In Manhattan Nancy Chilton, a 51-year-old cyclist who hit a dog that darted out in front of her during off-leash hours in July of 2011, is suing the city and Parks Department over the lack of adequate rules about where dogs can and can’t be. Though the Wall Street Journal offers no news of the canine’s condition following the crash, Chilton’s injuries required emergency surgery to remove part of her skull, in addition to a fractured pelvis and spine, and permanent hearing damage.
During off-leash hours—such as 5am-9am—which coincide with popular workout times for cyclists and joggers, dog-owners are technically allowed to let their dogs run leash-less almost anywhere in Central Park, including the roads.
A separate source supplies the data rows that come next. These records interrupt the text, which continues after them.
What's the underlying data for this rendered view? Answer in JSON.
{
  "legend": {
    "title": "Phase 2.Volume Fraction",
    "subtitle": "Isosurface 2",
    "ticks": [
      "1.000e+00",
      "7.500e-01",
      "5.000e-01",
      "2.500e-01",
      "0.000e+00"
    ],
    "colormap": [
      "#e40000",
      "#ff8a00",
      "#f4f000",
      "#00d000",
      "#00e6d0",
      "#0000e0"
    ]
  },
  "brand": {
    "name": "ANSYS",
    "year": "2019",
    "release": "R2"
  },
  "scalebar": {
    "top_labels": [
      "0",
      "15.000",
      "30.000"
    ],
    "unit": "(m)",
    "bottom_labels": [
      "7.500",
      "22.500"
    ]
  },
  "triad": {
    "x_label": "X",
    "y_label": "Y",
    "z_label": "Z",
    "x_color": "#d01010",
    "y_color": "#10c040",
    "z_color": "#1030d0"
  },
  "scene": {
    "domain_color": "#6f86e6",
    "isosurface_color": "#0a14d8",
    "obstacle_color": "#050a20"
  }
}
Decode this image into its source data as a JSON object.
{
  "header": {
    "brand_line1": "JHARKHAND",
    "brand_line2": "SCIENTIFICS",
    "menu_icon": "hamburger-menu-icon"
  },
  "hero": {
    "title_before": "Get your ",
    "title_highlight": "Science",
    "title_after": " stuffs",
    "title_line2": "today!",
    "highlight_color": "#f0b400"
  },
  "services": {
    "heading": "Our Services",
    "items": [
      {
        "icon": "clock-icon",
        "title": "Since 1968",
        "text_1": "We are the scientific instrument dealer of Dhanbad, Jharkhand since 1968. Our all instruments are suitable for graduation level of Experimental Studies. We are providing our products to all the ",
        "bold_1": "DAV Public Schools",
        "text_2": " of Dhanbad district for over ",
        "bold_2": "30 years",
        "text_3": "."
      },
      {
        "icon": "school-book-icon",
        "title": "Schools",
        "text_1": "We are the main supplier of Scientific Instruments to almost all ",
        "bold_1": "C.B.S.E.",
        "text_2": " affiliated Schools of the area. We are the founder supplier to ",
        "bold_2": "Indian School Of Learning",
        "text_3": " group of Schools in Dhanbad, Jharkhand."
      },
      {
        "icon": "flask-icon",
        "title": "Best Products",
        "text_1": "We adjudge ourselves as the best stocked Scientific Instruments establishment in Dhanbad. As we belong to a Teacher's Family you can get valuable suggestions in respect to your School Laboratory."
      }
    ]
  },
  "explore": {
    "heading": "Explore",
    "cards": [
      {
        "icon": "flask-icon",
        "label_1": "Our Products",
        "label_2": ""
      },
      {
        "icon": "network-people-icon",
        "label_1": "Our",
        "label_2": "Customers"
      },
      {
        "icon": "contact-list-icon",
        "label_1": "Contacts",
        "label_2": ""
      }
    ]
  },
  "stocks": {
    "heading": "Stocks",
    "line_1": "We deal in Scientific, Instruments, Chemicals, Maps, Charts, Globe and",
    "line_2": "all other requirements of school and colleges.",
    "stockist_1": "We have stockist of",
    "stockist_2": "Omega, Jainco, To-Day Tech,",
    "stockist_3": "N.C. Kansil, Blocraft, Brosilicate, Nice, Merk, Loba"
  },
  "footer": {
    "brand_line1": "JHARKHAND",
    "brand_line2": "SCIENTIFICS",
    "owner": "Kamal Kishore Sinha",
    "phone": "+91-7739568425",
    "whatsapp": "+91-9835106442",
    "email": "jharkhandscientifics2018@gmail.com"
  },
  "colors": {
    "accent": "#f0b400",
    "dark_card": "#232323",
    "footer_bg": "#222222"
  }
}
Of the lax off-leash restrictions, a Central Park Conservancy spokesperson tells the Journal: “I’m not sure why we did not include the park drive.” A good solution for Central Park might be to create specific off-leash zones, like those that exist in Prospect Park, which is facing a bike collision-related lawsuit of its own.
Dana Jacks, an actress and resident of Windsor Terrace who was injured in a collision with a cyclist in June on West Lake Drive, is preparing to sue the city to the tune of $3 million, the Brooklyn Paper reports. Her injuries from the accident included “a fractured skull along with face and brain trauma that kept her in the hospital for 25 days.” Jacks’s preliminary legal documents place the blame on both the Parks Department and the NYPD for “careless and reckless” enforcement of traffic laws inside the park.
Earlier this month another pedestrian was gravely injured in a collision with a cyclist in Prospect Park, and had to be put into a medically induced coma. As a result of these and other accidents, last week the Department of Transportation installed traffic cones on West Lake Drive, where cyclists go the fastest, but those present problems of their own. The Times, meanwhile, goes Post-al, blaming dramatic increases in bike ridership for these and other accidents.